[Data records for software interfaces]
Segment Open

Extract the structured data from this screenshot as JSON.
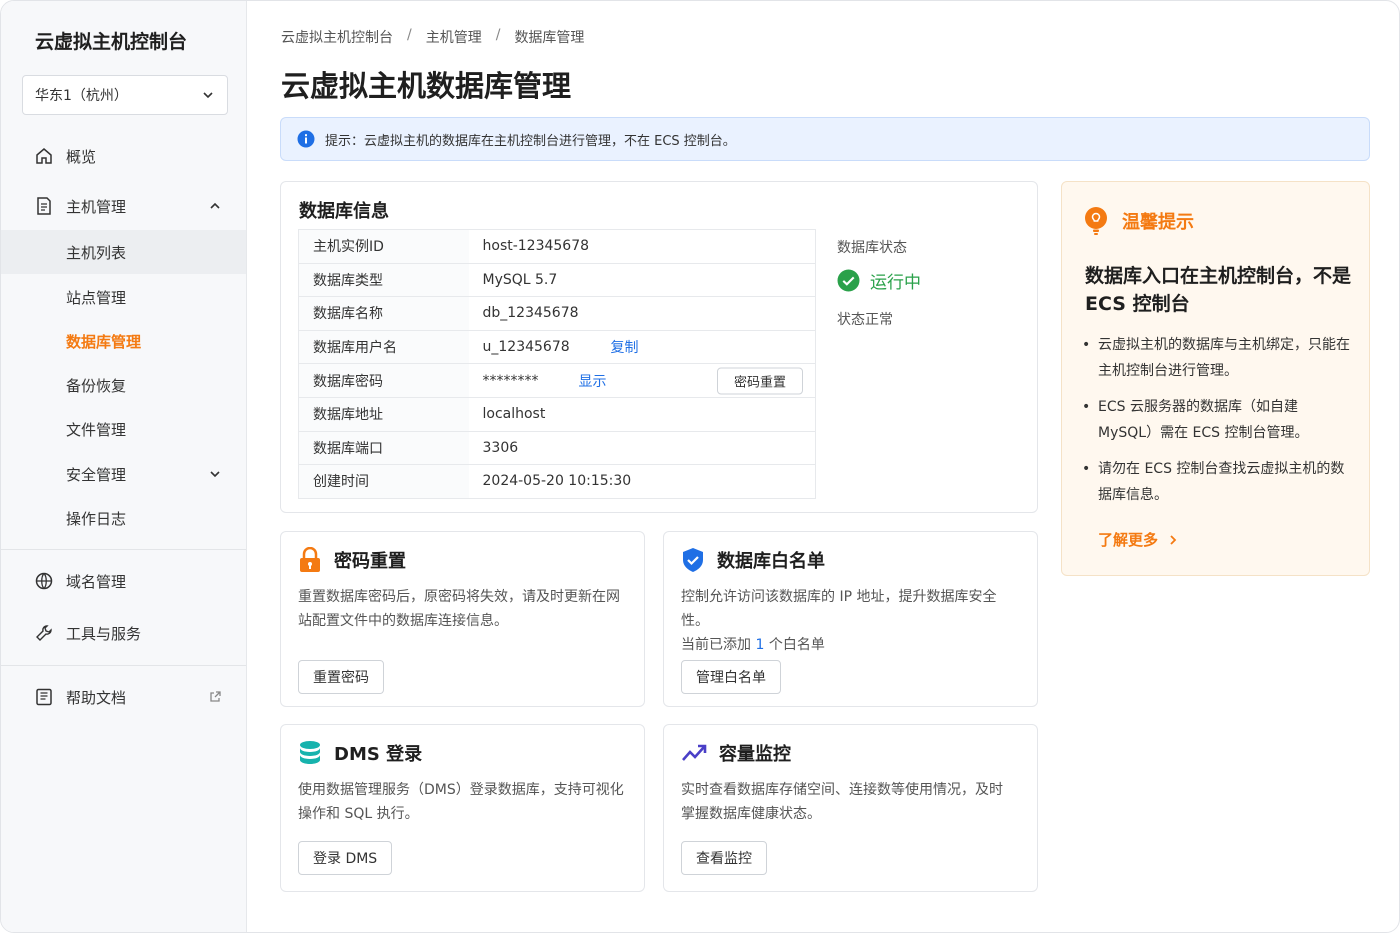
{
  "sidebar": {
    "brand": "云虚拟主机控制台",
    "region": "华东1（杭州）",
    "overview": "概览",
    "host_mgmt": "主机管理",
    "sub": [
      "主机列表",
      "站点管理",
      "数据库管理",
      "备份恢复",
      "文件管理",
      "安全管理",
      "操作日志"
    ],
    "domain": "域名管理",
    "tools": "工具与服务",
    "help": "帮助文档"
  },
  "breadcrumb": [
    "云虚拟主机控制台",
    "主机管理",
    "数据库管理"
  ],
  "page_title": "云虚拟主机数据库管理",
  "notice": "提示：云虚拟主机的数据库在主机控制台进行管理，不在 ECS 控制台。",
  "db_info": {
    "title": "数据库信息",
    "rows": [
      {
        "k": "主机实例ID",
        "v": "host-12345678"
      },
      {
        "k": "数据库类型",
        "v": "MySQL 5.7"
      },
      {
        "k": "数据库名称",
        "v": "db_12345678"
      },
      {
        "k": "数据库用户名",
        "v": "u_12345678"
      },
      {
        "k": "数据库密码",
        "v": "********"
      },
      {
        "k": "数据库地址",
        "v": "localhost"
      },
      {
        "k": "数据库端口",
        "v": "3306"
      },
      {
        "k": "创建时间",
        "v": "2024-05-20 10:15:30"
      }
    ],
    "copy_label": "复制",
    "show_label": "显示",
    "reset_label": "密码重置",
    "status_label": "数据库状态",
    "status_value": "运行中",
    "status_note": "状态正常"
  },
  "tip": {
    "title": "温馨提示",
    "main": "数据库入口在主机控制台，不是 ECS 控制台",
    "items": [
      "云虚拟主机的数据库与主机绑定，只能在主机控制台进行管理。",
      "ECS 云服务器的数据库（如自建 MySQL）需在 ECS 控制台管理。",
      "请勿在 ECS 控制台查找云虚拟主机的数据库信息。"
    ],
    "more": "了解更多"
  },
  "cards": {
    "reset": {
      "title": "密码重置",
      "desc": "重置数据库密码后，原密码将失效，请及时更新在网站配置文件中的数据库连接信息。",
      "button": "重置密码"
    },
    "whitelist": {
      "title": "数据库白名单",
      "desc": "控制允许访问该数据库的 IP 地址，提升数据库安全性。",
      "count_prefix": "当前已添加",
      "count": "1",
      "count_suffix": "个白名单",
      "button": "管理白名单"
    },
    "dms": {
      "title": "DMS 登录",
      "desc": "使用数据管理服务（DMS）登录数据库，支持可视化操作和 SQL 执行。",
      "button": "登录 DMS"
    },
    "monitor": {
      "title": "容量监控",
      "desc": "实时查看数据库存储空间、连接数等使用情况，及时掌握数据库健康状态。",
      "button": "查看监控"
    }
  },
  "colors": {
    "accent": "#f47a12",
    "link": "#1f6fe5",
    "success": "#2aa14a"
  }
}
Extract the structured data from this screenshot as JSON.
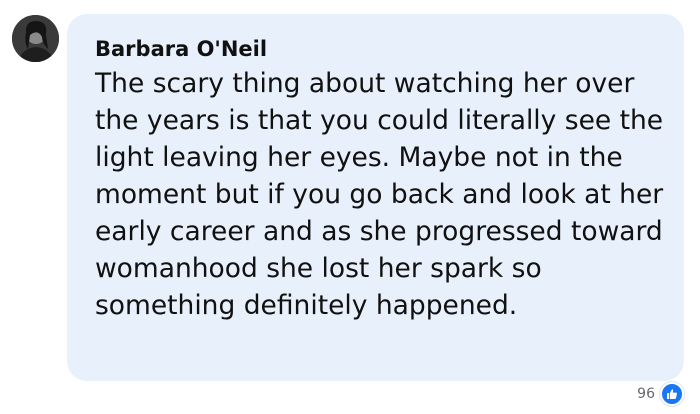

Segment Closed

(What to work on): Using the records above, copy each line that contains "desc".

(Response):
      "desc": "重置数据库密码后，原密码将失效，请及时更新在网站配置文件中的数据库连接信息。",
      "desc": "控制允许访问该数据库的 IP 地址，提升数据库安全性。",
      "desc": "使用数据管理服务（DMS）登录数据库，支持可视化操作和 SQL 执行。",
      "desc": "实时查看数据库存储空间、连接数等使用情况，及时掌握数据库健康状态。",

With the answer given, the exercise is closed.